- _Assigned task_
Would you work out how many of the lines below hold "Home" and reply with nothing but the number?

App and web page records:
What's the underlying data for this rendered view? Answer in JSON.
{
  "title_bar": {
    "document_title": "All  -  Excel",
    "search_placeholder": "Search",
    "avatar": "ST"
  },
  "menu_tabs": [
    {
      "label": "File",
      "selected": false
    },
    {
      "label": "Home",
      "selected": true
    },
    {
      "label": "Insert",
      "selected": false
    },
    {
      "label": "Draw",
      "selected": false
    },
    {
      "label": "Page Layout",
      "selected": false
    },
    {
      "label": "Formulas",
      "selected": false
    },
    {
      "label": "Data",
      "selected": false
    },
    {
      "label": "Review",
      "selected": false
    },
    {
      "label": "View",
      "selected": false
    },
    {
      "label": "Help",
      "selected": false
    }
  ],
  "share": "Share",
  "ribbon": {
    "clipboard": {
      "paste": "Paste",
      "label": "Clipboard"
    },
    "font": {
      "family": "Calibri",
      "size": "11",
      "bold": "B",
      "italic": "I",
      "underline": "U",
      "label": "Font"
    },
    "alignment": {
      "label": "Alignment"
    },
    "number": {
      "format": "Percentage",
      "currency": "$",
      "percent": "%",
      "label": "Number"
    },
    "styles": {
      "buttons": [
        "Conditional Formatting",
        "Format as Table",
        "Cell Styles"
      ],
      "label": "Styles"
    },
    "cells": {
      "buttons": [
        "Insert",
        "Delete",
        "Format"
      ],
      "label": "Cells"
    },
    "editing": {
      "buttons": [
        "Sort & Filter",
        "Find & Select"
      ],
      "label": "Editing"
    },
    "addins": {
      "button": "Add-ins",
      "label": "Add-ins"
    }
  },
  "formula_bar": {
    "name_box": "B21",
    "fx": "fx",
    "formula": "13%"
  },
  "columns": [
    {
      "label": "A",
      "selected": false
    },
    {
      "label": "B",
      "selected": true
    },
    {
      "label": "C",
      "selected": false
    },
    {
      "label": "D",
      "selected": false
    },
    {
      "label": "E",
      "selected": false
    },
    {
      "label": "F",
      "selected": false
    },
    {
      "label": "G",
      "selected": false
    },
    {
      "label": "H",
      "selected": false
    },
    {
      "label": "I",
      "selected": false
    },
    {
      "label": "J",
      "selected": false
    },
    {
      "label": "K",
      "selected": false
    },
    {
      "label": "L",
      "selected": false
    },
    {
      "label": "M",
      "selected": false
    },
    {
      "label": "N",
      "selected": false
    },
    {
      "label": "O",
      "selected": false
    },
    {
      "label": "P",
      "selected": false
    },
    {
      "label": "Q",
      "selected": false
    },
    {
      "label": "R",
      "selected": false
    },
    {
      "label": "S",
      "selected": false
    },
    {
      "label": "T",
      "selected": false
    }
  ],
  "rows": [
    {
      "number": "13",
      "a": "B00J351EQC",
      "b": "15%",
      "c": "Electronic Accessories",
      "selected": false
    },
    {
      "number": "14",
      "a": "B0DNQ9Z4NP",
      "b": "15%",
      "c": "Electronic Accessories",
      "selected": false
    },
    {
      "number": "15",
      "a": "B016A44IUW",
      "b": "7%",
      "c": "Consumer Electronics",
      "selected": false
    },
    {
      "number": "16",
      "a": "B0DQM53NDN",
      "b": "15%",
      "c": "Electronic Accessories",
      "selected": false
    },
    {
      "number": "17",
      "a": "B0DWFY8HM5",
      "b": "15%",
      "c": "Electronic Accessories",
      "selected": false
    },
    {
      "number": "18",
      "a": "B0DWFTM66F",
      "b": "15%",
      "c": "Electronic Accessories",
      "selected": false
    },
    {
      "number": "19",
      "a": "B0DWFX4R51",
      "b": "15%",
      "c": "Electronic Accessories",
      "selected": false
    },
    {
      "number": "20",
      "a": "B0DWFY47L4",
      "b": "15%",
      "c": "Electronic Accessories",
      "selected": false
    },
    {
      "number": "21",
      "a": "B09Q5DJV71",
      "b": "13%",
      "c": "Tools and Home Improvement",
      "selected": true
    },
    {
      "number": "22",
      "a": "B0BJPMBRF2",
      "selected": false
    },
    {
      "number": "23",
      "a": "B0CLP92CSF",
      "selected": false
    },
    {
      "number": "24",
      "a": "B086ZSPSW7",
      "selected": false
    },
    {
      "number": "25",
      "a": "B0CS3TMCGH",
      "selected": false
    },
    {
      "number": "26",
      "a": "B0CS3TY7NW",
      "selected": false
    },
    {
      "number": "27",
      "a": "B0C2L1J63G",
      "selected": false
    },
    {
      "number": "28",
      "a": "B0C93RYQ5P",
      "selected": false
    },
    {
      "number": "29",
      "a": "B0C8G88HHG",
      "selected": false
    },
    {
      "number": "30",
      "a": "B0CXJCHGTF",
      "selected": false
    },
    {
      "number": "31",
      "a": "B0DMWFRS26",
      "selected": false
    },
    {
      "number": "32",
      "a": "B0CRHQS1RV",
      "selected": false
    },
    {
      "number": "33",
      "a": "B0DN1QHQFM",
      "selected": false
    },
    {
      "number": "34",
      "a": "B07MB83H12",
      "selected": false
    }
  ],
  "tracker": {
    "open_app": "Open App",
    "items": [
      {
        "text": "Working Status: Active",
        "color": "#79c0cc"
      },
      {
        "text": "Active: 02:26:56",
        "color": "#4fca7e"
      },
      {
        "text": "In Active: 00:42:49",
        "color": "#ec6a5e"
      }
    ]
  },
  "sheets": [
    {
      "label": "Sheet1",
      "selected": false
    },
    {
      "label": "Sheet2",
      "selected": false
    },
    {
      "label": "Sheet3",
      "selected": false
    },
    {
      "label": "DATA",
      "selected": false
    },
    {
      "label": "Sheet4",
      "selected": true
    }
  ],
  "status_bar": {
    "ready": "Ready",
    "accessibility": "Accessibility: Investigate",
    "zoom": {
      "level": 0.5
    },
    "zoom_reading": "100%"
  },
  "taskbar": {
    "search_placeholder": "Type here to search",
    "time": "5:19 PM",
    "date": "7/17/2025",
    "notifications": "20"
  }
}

- _Output of the exercise_
2